Avoiding escalation between NATO, Ukraine and Russia is what is at stake in the videoconference interview scheduled for today between Joe Biden and Vladimir Poutin. According to what is known, the American president should try to dissuade his Russian counterpart from invading Ukraine.
US intelligence officials say Russia has massed around 70,000 troops near its border with Ukraine and that the Kremlin has started planning for a possible invasion early next year.
Is Russia really ready to intervene militarily in Ukraine, as during the war in 2014 which led to the annexation of Crimea, or does it want to send a message? The insight from Robert Burns, Associated Press journalist-analyst:
So President Putin responded to Western complaints about Russian troop movements near Ukraine. Putin said, ‘Well, what I want is guarantees, a kind of legal assurance that the ‘NATO and its member countries, like the United States, are not going to continue to move east, to the Russian borders, and put their troops in Ukraine or elsewhere along the Russian periphery.’ “
Moscow therefore wants a guarantee that Ukraine will not join NATO. However, neither Kiev nor Washington want to make such a commitment even if, in fact, the procedure for Ukraine’s accession to the Western military alliance, although open, seems frozen.
Last night, Washington, on the other hand, has already made it known that if Moscow were to take action, the United States would respond.
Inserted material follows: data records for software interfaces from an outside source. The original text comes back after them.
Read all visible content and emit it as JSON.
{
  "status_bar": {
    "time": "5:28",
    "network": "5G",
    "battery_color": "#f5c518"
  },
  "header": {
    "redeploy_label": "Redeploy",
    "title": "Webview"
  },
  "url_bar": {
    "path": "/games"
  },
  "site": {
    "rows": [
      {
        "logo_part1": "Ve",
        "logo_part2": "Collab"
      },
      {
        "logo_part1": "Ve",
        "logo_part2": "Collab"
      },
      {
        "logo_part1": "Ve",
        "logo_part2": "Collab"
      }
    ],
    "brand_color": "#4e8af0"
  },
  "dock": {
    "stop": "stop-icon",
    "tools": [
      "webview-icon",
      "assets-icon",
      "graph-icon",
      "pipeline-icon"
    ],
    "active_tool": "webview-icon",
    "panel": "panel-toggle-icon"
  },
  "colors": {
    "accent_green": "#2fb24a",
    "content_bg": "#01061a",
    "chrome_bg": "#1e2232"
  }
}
They would respond “favorably” to a demand for an increased military presence from their NATO allies in Eastern Europe. And then they would support the Ukrainian army more. They also brandished the threat of heavy economic sanctions.
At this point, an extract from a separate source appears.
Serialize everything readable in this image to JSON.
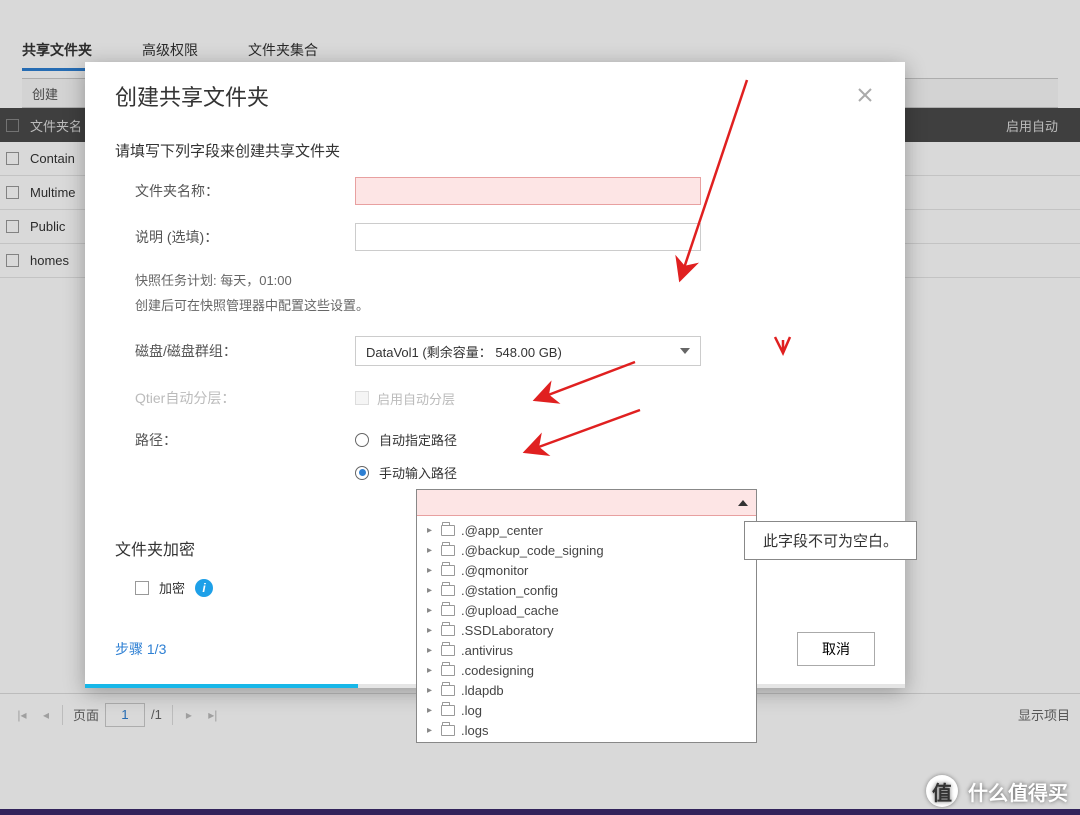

And the leaders of France, Germany, Italy and the United Kingdom, have also all said they are determined that “the sovereignty” of Ukraine “is respected”.
Meanwhile, in Ukraine, President Volodymyr Zelensky has appeared alongside his army on the eastern front in Donbass, near Donetsk, which has been in the throes of fighting with Russian separatists since 2014.
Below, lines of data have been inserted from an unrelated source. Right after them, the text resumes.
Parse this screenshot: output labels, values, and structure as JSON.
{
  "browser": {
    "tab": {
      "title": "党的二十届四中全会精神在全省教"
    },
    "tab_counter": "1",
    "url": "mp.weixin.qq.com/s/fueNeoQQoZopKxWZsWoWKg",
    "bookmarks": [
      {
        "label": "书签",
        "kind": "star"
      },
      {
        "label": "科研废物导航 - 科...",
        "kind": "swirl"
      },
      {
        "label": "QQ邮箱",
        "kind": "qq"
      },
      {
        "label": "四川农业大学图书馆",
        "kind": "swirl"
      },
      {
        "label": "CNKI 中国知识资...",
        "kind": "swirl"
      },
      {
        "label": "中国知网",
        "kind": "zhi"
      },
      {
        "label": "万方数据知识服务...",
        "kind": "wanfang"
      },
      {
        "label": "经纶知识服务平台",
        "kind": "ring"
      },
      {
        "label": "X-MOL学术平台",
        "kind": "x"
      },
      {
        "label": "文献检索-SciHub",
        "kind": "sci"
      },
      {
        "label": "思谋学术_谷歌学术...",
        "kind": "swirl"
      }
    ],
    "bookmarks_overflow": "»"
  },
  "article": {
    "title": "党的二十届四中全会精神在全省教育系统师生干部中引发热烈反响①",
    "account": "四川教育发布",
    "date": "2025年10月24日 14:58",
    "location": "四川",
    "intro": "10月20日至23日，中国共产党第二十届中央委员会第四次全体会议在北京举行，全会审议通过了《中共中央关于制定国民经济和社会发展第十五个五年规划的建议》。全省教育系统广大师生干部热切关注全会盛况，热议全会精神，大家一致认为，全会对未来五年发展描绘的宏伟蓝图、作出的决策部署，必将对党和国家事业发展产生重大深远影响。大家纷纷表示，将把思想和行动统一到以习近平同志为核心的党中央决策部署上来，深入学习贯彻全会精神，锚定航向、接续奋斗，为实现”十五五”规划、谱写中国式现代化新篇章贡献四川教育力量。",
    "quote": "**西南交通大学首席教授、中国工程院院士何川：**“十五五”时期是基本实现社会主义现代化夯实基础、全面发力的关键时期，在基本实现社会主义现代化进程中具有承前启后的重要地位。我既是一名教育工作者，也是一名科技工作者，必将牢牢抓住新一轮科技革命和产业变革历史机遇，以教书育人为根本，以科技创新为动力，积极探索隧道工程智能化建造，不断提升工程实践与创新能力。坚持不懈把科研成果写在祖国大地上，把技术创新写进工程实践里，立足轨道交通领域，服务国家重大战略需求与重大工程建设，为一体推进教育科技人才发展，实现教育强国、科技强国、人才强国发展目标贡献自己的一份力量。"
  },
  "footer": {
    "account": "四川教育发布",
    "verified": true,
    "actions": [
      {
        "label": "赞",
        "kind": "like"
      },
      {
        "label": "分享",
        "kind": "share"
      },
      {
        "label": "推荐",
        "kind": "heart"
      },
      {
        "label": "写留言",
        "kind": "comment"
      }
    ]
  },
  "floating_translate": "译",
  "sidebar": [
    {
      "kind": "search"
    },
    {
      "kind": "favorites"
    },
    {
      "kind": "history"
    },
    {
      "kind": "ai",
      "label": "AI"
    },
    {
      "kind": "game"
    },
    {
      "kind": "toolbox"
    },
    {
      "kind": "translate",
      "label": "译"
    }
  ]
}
It had just commemorated 30 years since the creation of the Ukrainian army after the explosion of the Soviet Union and the country’s independence in 1991.